There are bad cops and there are good cops - and then there’s Bullitt.
|Aspect Ratio:||1.85:1 (XWide)|
|Certificate:||– Not suitable for under 15s|
|Subtitles:||The level of subtitling in this film is unknown to WSC|
Frank Bullitt (McQueen) is a San Francisco cop hired by Chalmers(Vaughn), a politician with ambition, to guard a Mafia informant. When Bullitt’s friend is shot and the witness is left at death’s door by two hit men who seem to know exactly where the witness was hiding he begins a search for both the killer and the leak. However he must keep the witness alive long enough to make sure the killers return. Chalmers has no interest in the injured policeman or the killers, only in the hearings that will catapult him into the public eye and wants to shut down Bullitt’s investigation.

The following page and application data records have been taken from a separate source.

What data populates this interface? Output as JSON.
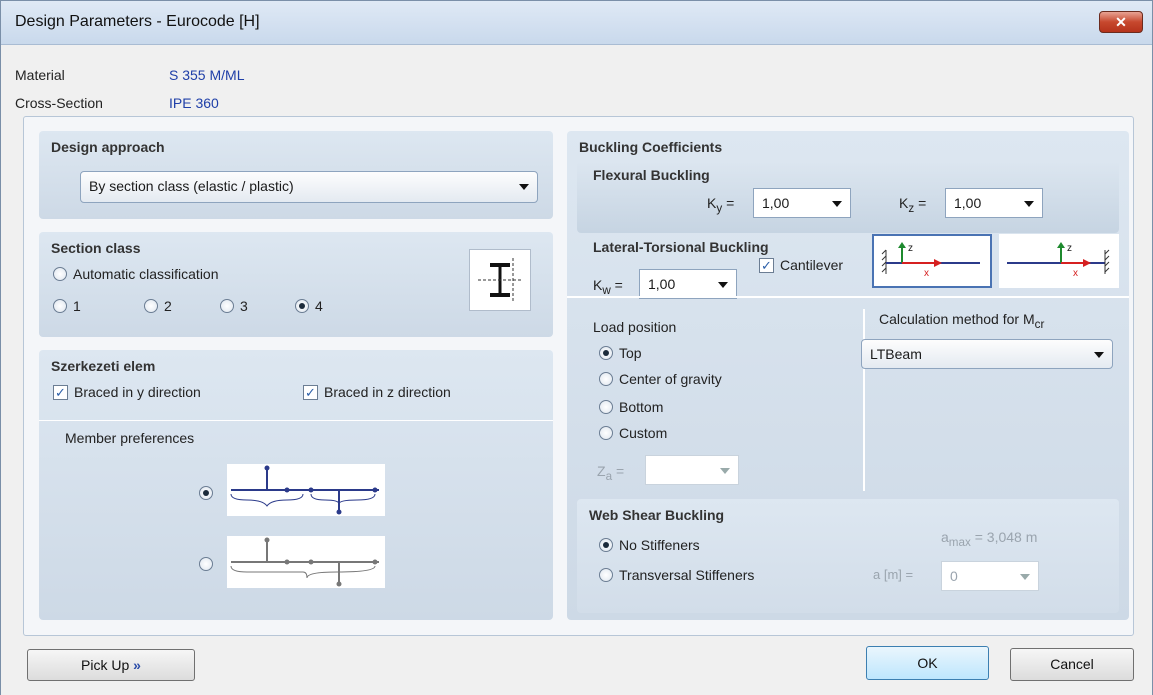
{
  "window": {
    "title": "Design Parameters - Eurocode [H]",
    "close_glyph": "✕"
  },
  "info": {
    "material_label": "Material",
    "material_value": "S 355 M/ML",
    "cross_label": "Cross-Section",
    "cross_value": "IPE 360"
  },
  "design_approach": {
    "title": "Design approach",
    "selected": "By section class (elastic / plastic)"
  },
  "section_class": {
    "title": "Section class",
    "automatic": "Automatic classification",
    "options": [
      "1",
      "2",
      "3",
      "4"
    ],
    "selected": "4"
  },
  "member": {
    "title": "Szerkezeti elem",
    "braced_y": "Braced in y direction",
    "braced_z": "Braced in z direction",
    "preferences": "Member preferences"
  },
  "buckling": {
    "title": "Buckling Coefficients",
    "flexural": {
      "title": "Flexural Buckling",
      "ky_label": "K",
      "ky_sub": "y",
      "kz_label": "K",
      "kz_sub": "z",
      "eq": "=",
      "ky": "1,00",
      "kz": "1,00"
    },
    "lateral": {
      "title": "Lateral-Torsional Buckling",
      "kw_label": "K",
      "kw_sub": "w",
      "eq": "=",
      "kw": "1,00",
      "cantilever": "Cantilever"
    },
    "load_position": {
      "title": "Load position",
      "options": [
        "Top",
        "Center of gravity",
        "Bottom",
        "Custom"
      ],
      "selected": "Top",
      "za_label": "Z",
      "za_sub": "a",
      "za_eq": "="
    },
    "calc_method": {
      "title_prefix": "Calculation method for M",
      "title_sub": "cr",
      "selected": "LTBeam"
    },
    "web_shear": {
      "title": "Web Shear Buckling",
      "no_stiff": "No Stiffeners",
      "trans_stiff": "Transversal Stiffeners",
      "amax_label": "a",
      "amax_sub": "max",
      "amax_value": " = 3,048 m",
      "a_label": "a [m] =",
      "a_value": "0"
    }
  },
  "buttons": {
    "pickup": "Pick Up",
    "pickup_glyph": "»",
    "ok": "OK",
    "cancel": "Cancel"
  }
}
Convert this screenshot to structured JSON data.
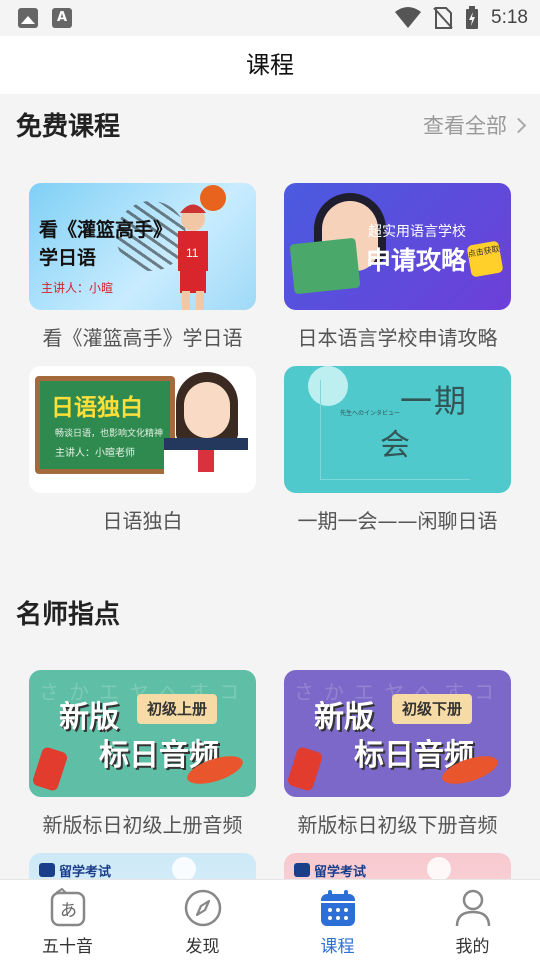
{
  "status_bar": {
    "time": "5:18",
    "left_icons": [
      "image-icon",
      "text-a-icon"
    ],
    "right_icons": [
      "wifi-icon",
      "no-sim-icon",
      "battery-charging-icon"
    ]
  },
  "header": {
    "title": "课程"
  },
  "sections": {
    "free": {
      "title": "免费课程",
      "more_label": "查看全部",
      "courses": [
        {
          "caption": "看《灌篮高手》学日语",
          "thumb_line1": "看《灌篮高手》",
          "thumb_line2": "学日语",
          "thumb_line3": "主讲人：小暄"
        },
        {
          "caption": "日本语言学校申请攻略",
          "thumb_line1": "超实用语言学校",
          "thumb_line2": "申请攻略",
          "thumb_badge": "点击获取"
        },
        {
          "caption": "日语独白",
          "thumb_line1": "日语独白",
          "thumb_line2": "畅谈日语，也影响文化精神",
          "thumb_line3": "主讲人：小暄老师"
        },
        {
          "caption": "一期一会——闲聊日语",
          "thumb_line1": "一期",
          "thumb_line2": "会",
          "thumb_line3": "先生へのインタビュー"
        }
      ]
    },
    "teacher": {
      "title": "名师指点",
      "courses": [
        {
          "caption": "新版标日初级上册音频",
          "thumb_line1": "新版",
          "thumb_line2": "标日音频",
          "thumb_tag": "初级上册",
          "thumb_kana": "さかエヤへすコ"
        },
        {
          "caption": "新版标日初级下册音频",
          "thumb_line1": "新版",
          "thumb_line2": "标日音频",
          "thumb_tag": "初级下册",
          "thumb_kana": "さかエヤへすコ"
        },
        {
          "caption": "",
          "thumb_tag": "留学考试"
        },
        {
          "caption": "",
          "thumb_tag": "留学考试"
        }
      ]
    }
  },
  "bottom_nav": {
    "items": [
      {
        "label": "五十音",
        "icon": "kana-book-icon",
        "active": false
      },
      {
        "label": "发现",
        "icon": "compass-icon",
        "active": false
      },
      {
        "label": "课程",
        "icon": "calendar-icon",
        "active": true
      },
      {
        "label": "我的",
        "icon": "person-icon",
        "active": false
      }
    ]
  },
  "colors": {
    "accent": "#2c6fd6",
    "background": "#f4f4f4",
    "muted": "#999999"
  }
}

Bullitt is a man whose response to a world filled with death and deception is an invariable, ice-cold, quick-witted and unflagging devotion to duty. Because of this he has shut himself off from other human beings, including his beautiful girlfriend Jacqueline Bisset. He expresses himself first through action, then with a minimum of tersely spoken dialogue.
Dirty Harry, Lethal Weapon and Blade Runner all owe a huge debt to Bullitt, which defined the cop against the system movie. Unlike its imitators the central figure is not a cynical man, he merely does what he feels he must. McQueen brings an earthy reality to what is probably his best role, whilst Lalo Schfirrin (mission impossible) provides an excellent jazzy score.
However what the film is best known for it’s legendary car chase, regarded as the best ever filmed. The director called for speeds of about 75-80 mph, but the cars reached speeds of over 110 mph on the undulating streets of San Francisco. Filming of the chase scene took three weeks, resulting in 9 minutes and 42 seconds of breathtaking footage which every action film since has attempted, and failed, to equal.
Screenings of this film:
|1999/2000 Spring Term – (35mm)|